Items listed in a dataset:
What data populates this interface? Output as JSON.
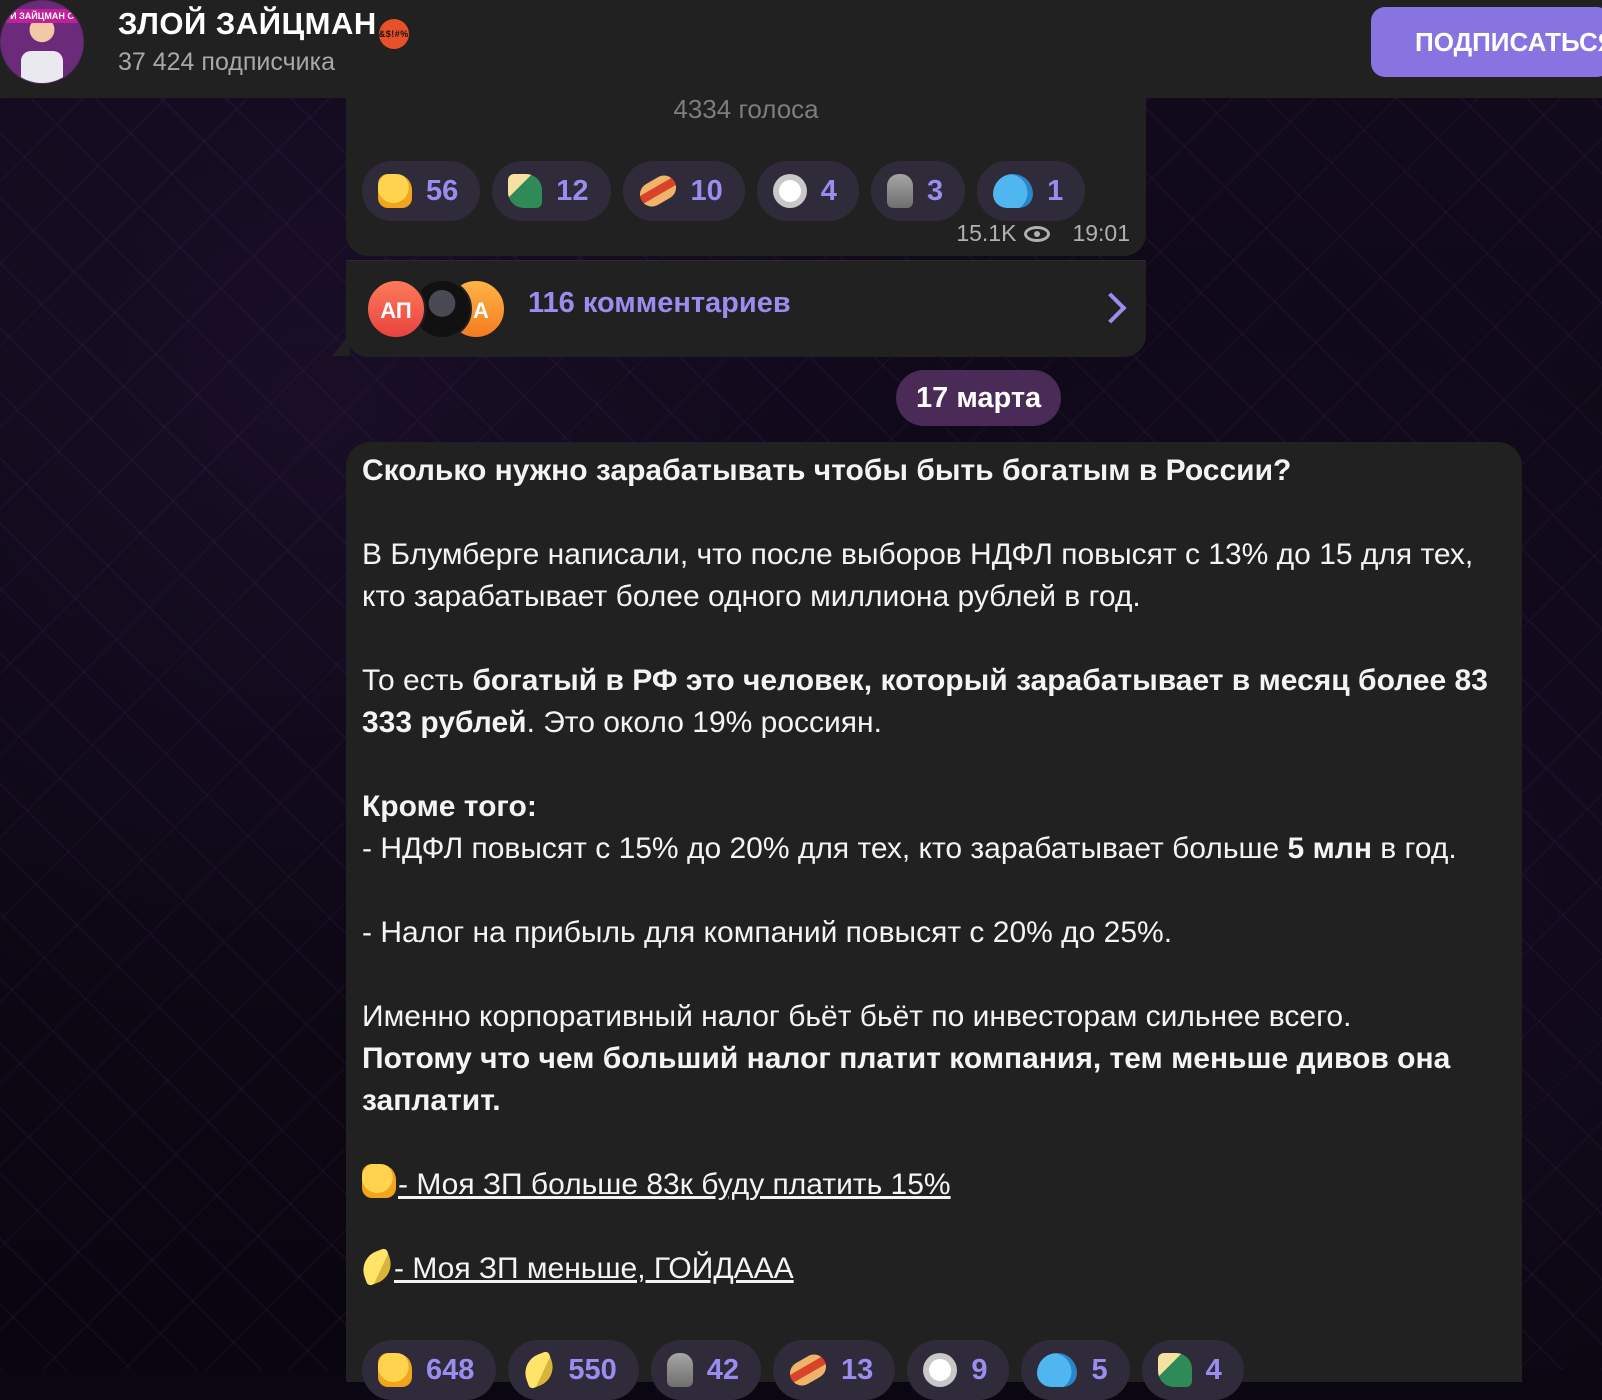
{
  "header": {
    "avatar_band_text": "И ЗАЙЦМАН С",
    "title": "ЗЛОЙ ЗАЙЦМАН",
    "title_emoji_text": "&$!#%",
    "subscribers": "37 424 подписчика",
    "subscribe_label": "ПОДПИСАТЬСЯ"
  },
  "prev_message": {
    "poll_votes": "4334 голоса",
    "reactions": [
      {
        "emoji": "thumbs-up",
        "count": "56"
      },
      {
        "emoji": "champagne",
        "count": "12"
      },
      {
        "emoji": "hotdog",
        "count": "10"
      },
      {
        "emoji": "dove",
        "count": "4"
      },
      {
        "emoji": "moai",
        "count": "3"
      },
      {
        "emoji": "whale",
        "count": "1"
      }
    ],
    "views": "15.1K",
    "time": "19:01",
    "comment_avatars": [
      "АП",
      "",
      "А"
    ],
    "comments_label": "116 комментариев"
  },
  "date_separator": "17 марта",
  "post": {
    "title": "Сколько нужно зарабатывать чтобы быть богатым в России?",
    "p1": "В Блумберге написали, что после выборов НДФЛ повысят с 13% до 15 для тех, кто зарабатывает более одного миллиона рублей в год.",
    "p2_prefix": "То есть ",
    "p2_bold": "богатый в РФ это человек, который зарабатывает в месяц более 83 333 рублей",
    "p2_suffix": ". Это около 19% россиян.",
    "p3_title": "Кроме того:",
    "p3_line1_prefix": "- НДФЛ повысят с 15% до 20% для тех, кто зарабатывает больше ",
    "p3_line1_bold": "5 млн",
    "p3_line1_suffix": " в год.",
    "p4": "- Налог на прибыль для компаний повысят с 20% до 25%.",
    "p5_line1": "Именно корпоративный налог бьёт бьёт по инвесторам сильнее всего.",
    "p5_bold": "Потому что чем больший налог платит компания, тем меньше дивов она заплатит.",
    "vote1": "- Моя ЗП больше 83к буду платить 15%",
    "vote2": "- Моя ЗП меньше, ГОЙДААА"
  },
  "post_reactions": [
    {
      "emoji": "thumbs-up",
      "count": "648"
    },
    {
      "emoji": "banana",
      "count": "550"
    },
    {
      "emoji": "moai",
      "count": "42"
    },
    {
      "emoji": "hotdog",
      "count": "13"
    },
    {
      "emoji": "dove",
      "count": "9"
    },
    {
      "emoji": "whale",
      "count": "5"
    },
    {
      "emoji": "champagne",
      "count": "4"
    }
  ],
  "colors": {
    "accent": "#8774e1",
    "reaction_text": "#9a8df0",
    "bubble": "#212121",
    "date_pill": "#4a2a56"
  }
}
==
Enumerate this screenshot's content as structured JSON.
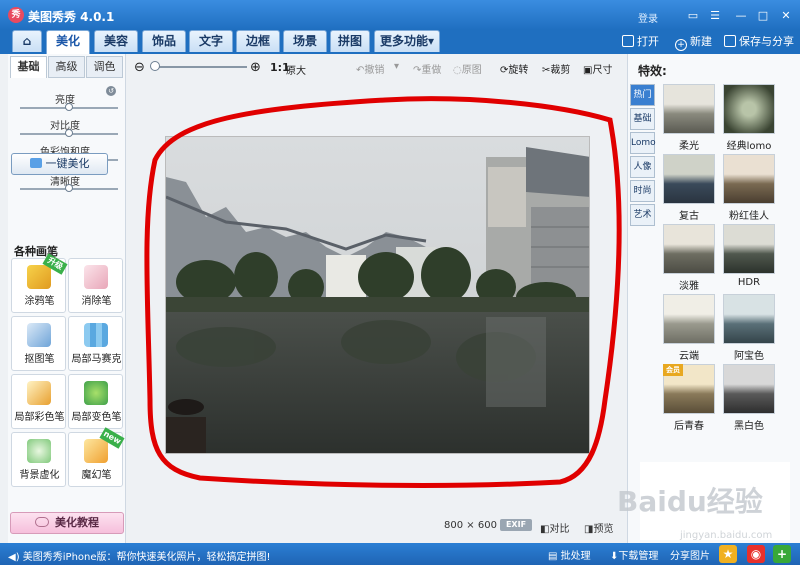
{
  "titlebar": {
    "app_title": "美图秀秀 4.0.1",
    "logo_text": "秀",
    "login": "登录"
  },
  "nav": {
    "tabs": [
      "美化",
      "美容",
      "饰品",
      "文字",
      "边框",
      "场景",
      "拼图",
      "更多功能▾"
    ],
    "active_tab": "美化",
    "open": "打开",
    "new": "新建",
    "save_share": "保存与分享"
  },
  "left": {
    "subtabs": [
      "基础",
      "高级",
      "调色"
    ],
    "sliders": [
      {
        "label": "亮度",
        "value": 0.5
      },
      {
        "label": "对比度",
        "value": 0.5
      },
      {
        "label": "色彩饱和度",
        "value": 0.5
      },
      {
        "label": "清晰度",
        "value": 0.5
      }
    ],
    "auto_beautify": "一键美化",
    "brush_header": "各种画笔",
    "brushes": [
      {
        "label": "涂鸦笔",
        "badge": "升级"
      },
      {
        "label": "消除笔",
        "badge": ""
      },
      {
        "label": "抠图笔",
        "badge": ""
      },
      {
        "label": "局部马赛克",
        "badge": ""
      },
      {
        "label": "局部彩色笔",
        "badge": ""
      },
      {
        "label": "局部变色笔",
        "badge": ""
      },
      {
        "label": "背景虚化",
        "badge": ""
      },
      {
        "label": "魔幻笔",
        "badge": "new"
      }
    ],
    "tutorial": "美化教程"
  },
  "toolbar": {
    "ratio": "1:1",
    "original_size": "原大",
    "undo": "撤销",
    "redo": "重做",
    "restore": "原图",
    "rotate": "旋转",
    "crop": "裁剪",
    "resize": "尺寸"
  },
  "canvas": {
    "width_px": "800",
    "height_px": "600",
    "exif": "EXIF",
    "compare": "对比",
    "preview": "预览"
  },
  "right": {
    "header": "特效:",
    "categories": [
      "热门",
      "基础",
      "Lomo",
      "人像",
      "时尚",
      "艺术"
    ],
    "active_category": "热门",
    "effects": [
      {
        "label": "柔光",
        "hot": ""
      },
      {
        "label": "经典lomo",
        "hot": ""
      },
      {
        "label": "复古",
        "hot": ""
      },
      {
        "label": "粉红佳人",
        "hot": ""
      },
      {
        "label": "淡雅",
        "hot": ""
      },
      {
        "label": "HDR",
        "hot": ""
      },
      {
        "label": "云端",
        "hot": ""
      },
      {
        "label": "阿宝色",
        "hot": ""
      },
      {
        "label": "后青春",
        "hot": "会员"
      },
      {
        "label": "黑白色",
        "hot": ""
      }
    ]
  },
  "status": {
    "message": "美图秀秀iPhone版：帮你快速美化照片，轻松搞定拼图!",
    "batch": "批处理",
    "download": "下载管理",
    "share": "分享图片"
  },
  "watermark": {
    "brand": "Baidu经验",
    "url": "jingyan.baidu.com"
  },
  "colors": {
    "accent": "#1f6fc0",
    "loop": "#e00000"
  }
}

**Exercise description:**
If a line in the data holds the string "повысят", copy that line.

**Exercise solution:**
    "p1": "В Блумберге написали, что после выборов НДФЛ повысят с 13% до 15 для тех, кто зарабатывает более одного миллиона рублей в год.",
    "p3_line1_prefix": "- НДФЛ повысят с 15% до 20% для тех, кто зарабатывает больше ",
    "p4": "- Налог на прибыль для компаний повысят с 20% до 25%.",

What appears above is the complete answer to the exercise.